Historically, this was never much of a concern. Pets have always been considered “property” by state and national governments and so when a person died, their possessions, along with the animals they owned, were disposed of as directed by the person’s will or by the probate court handling the estate.
Over the ages, many people have tried to incorporate special provisions into their wills for their pets. English Common Law actually began to recognize pet trusts as far back as 1842. But it’s only been in recent years that true strides have been accomplished.
The first problem to overcome was that of the legal hurdle that “property cannot legally own property”. This means that the animal (property) cannot receive money (more property) in a will for its continued care. In a similar manner, a pet cannot be named a beneficiary of a trust. But, in the 1990s, the Uniform Probate Code changed to actually permit pet trusts. To date, 45 of the 50 U.S. states allow an owner to create a trust for their animals.
The next, and probably bigger issue, is to educate pet owners about their options. Failing to consider what to do with your pet in the event you are unable to care for him or her could lead to your dog, cat or other pet ending up in a shelter or with a new pet owner.
Pet trusts actually provide many benefits. First, since trusts are valid even while the owner is still alive, even if he or she is disabled or incapacitated. This simple fact allows the pet’s care to continue without the necessity of going through probate.
In addition, if the owner needs to move to an assisted care facility or nursing home, a pet trust is valuable in helping to keep the pet and owner together.

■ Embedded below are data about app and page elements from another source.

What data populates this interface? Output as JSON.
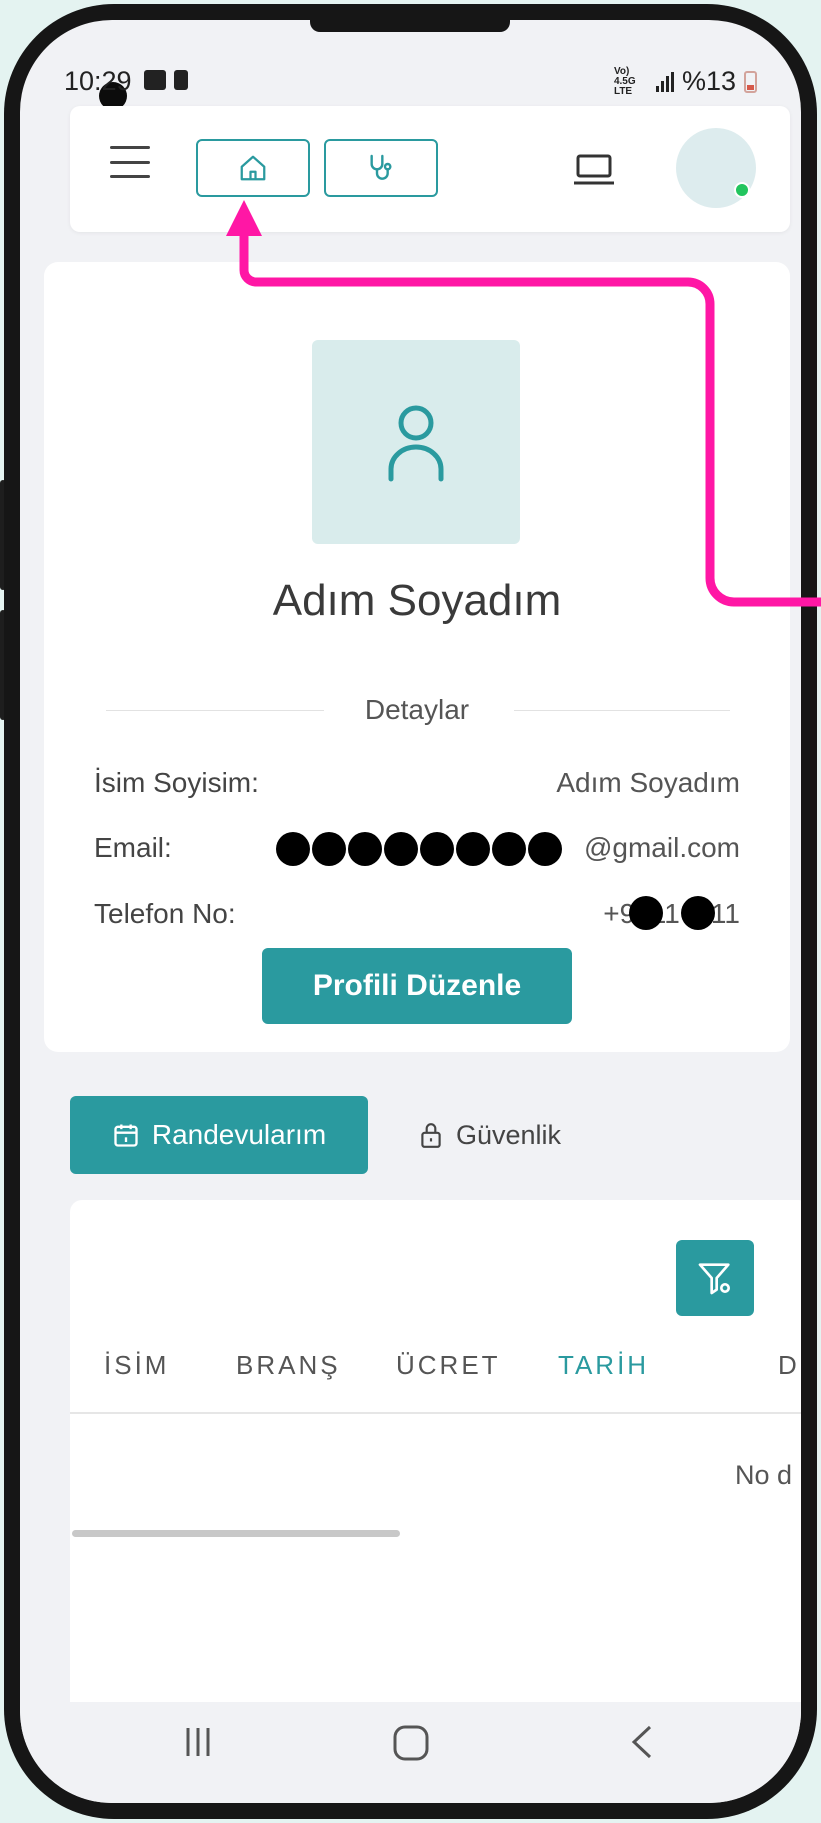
{
  "status_bar": {
    "time": "10:29",
    "network": "Vo) 4.5G LTE",
    "battery": "%13"
  },
  "top_nav": {
    "menu_icon": "hamburger-icon",
    "home_icon": "home-icon",
    "doctor_icon": "stethoscope-icon",
    "laptop_icon": "laptop-icon",
    "avatar_status": "online"
  },
  "profile": {
    "name": "Adım Soyadım",
    "details_title": "Detaylar",
    "rows": [
      {
        "label": "İsim Soyisim:",
        "value": "Adım Soyadım"
      },
      {
        "label": "Email:",
        "value": "@gmail.com"
      },
      {
        "label": "Telefon No:",
        "value": "+9011  1  11"
      }
    ],
    "edit_button": "Profili Düzenle"
  },
  "tabs": {
    "appointments": "Randevularım",
    "security": "Güvenlik"
  },
  "table": {
    "columns": [
      "İSİM",
      "BRANŞ",
      "ÜCRET",
      "TARİH",
      "D"
    ],
    "active_column": "TARİH",
    "empty_text": "No d"
  },
  "colors": {
    "accent": "#2a9a9f",
    "annotation_arrow": "#ff17a5"
  }
}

Finally, and perhaps most importantly, a pet trust is administered by a trustee (separate from the pet’s caretaker) who has a legal obligation to follow the guidelines set forth by the owner. This helps insure that your wishes for your pet are carried out and helps minimize the potential for fraud. You will want to make sure you have selected a willing and trusted person as the caretaker before the time for one is needed.
As with any legal matter, you should discuss the potential for creating a pet trust with your attorney. Also, your veterinarian may know of attorneys who specialize in these sorts of trusts or even other resources that will help you provide for your pet after you are gone.
This is Roger Welton reporting, for The Web-DVM.
Dr. Roger Welton is the President and chief veterinarian at Maybeck Animal Hospital in West Melbourne Florida, as well as CEO of the veterinary advice and health management website Web-DVM.net.